On January 1, 2024, we begin to say goodbye to plastic. This is when the fee structure ends and the take-out plastic bag ban begins. Again, this will primarily impact large grocery stores and retail stores. However, all restaurants and schools still have a role to play. Also from 2024, polystyrene (Styrofoam) food containers and cups (essentially take-out food packaging) will be banned.

The final key piece of the Plastic Pollution Reduction Act is the repeal of a 1993 plastic preemption law that denied local governments in Colorado the ability to ban plastic materials for consumer products. The 2021 law removes this preemption, allowing local governments to not only enact, but also implement and enforce laws that restrict plastic and/or polystyrene materials. This will begin on July 1, 2024.

The Plastic Pollution Reduction Act of 2021 will not be a major shock to our communities, as Vail and Avon have already implemented a $0.10 fee and a plastic bag ban. For communities that have yet to begin phasing out plastics, remember that the purpose of this law is not to place an unnecessary burden on businesses, but rather to push actions to reduce use. plastics that may not have happened through behavioral change. efforts alone.

The problem of plastic pollution is not only a blight on the ocean, but also affects us here in Eagle County. Plastics take up space in our local landfills, they break down into microplastics which add to the toxic runoff from these landfills (this is retained in ponds), and they are a major source of litter in our watersheds. and our ecosystems. Another whole column could also be written about the impact of plastics on human health. So while it’s important to recognize the role that plastics play in today’s society, it’s also important to recognize the harm caused.

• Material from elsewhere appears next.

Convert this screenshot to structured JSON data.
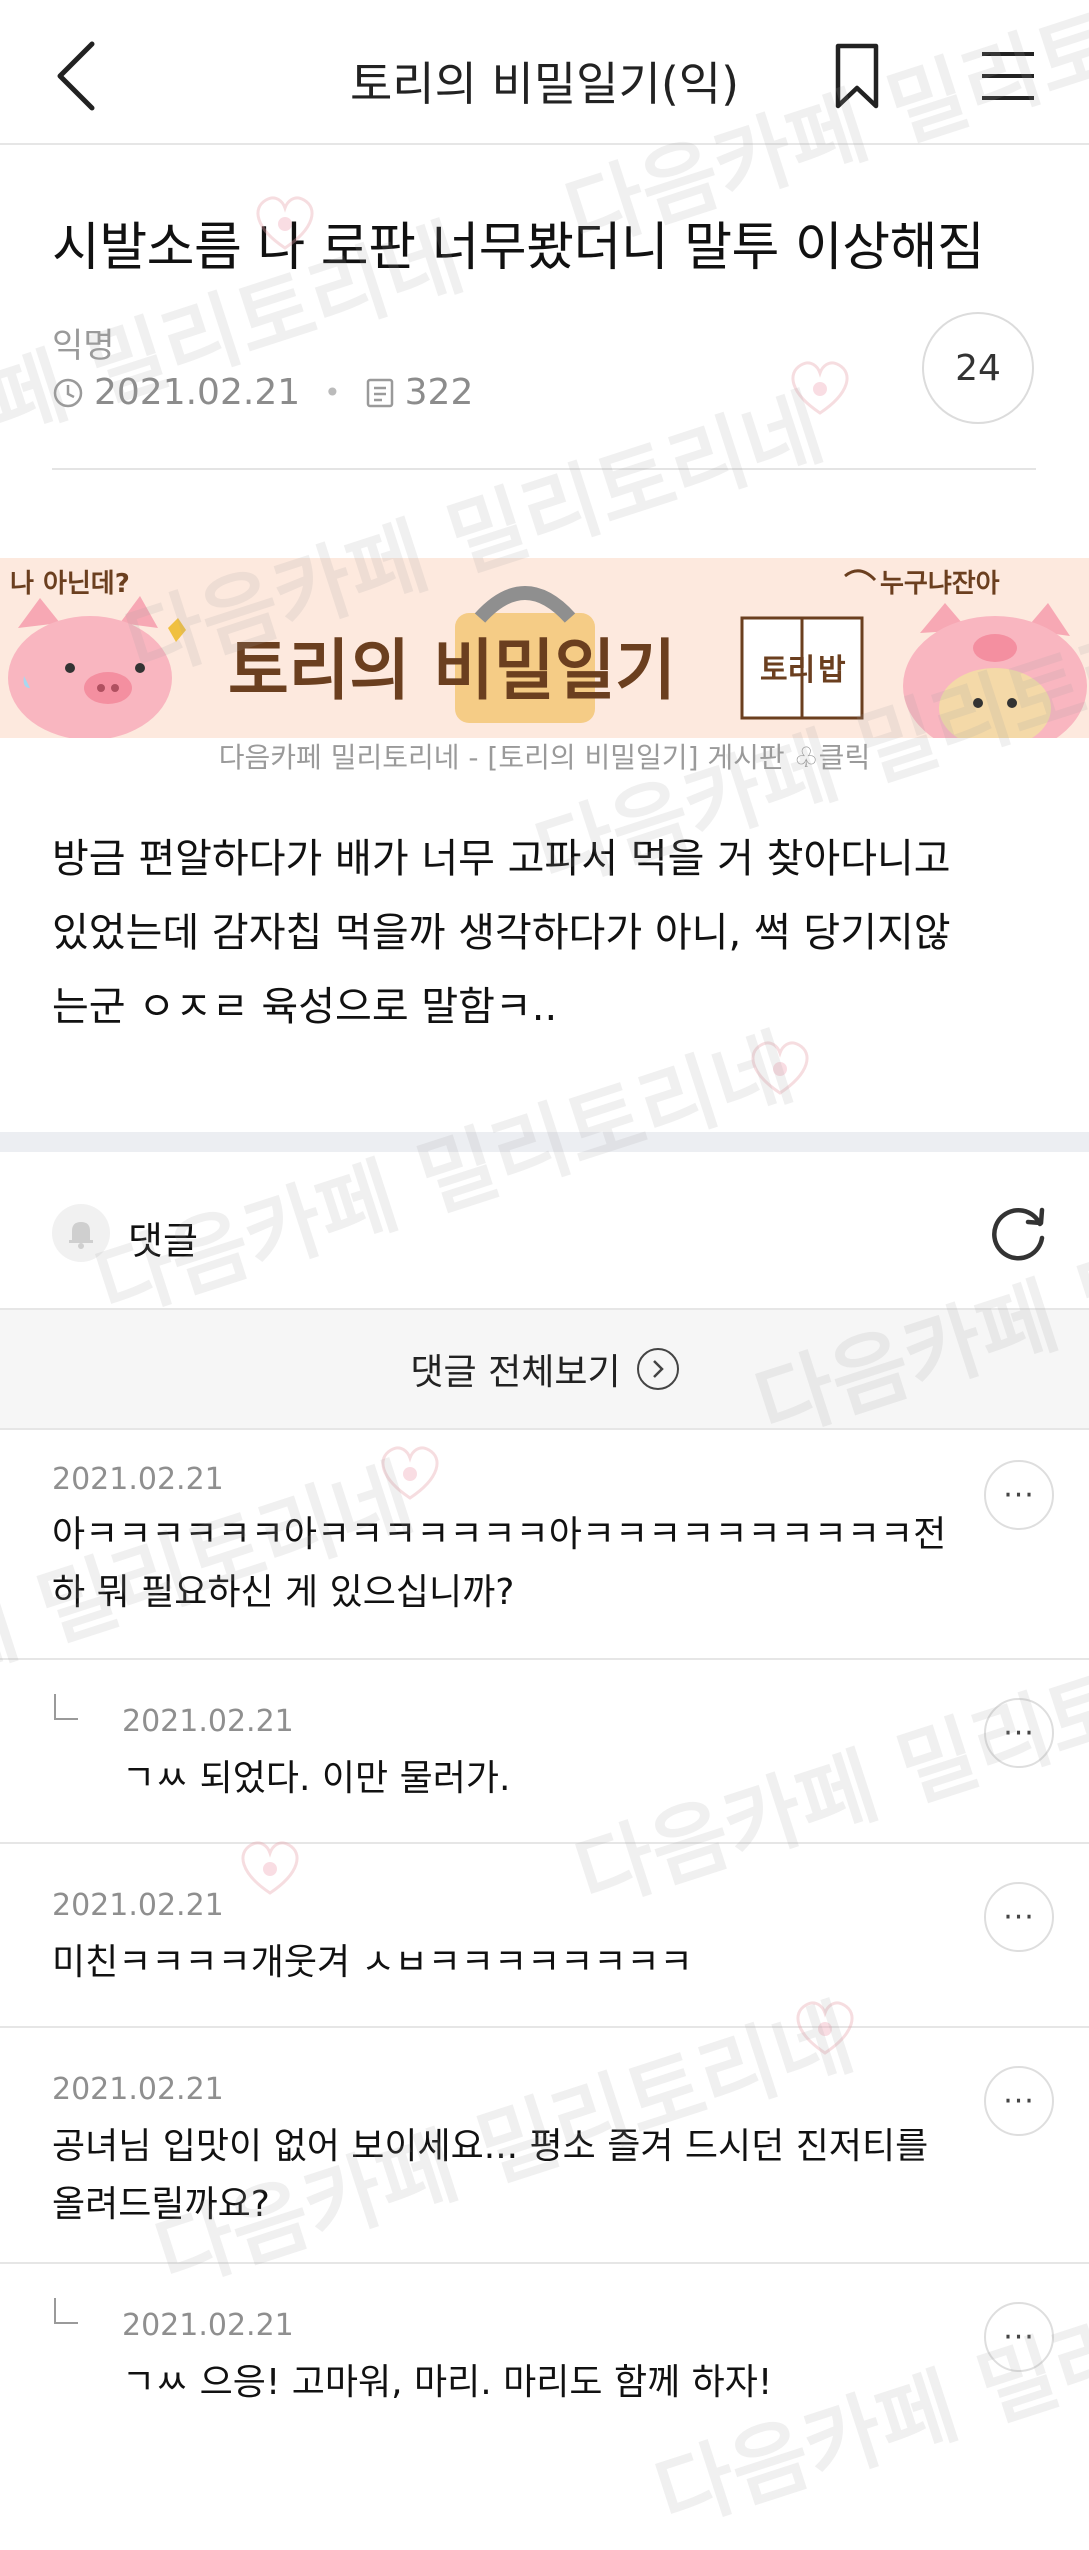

With the law coming into effect, it’s the perfect opportunity for all of us to get out our reusable bags and start thinking a little more about where our waste goes once we’ve curbside it. of street. Think of it from the perspective of overconsumption, stewardship, conservation, or even health. And if you have questions about what to do with your waste, check out our recycling and waste diversion resources at walkingmountains.org/sustainability-hub/recycling-and-waste-diversion/.

Bryce K. Locke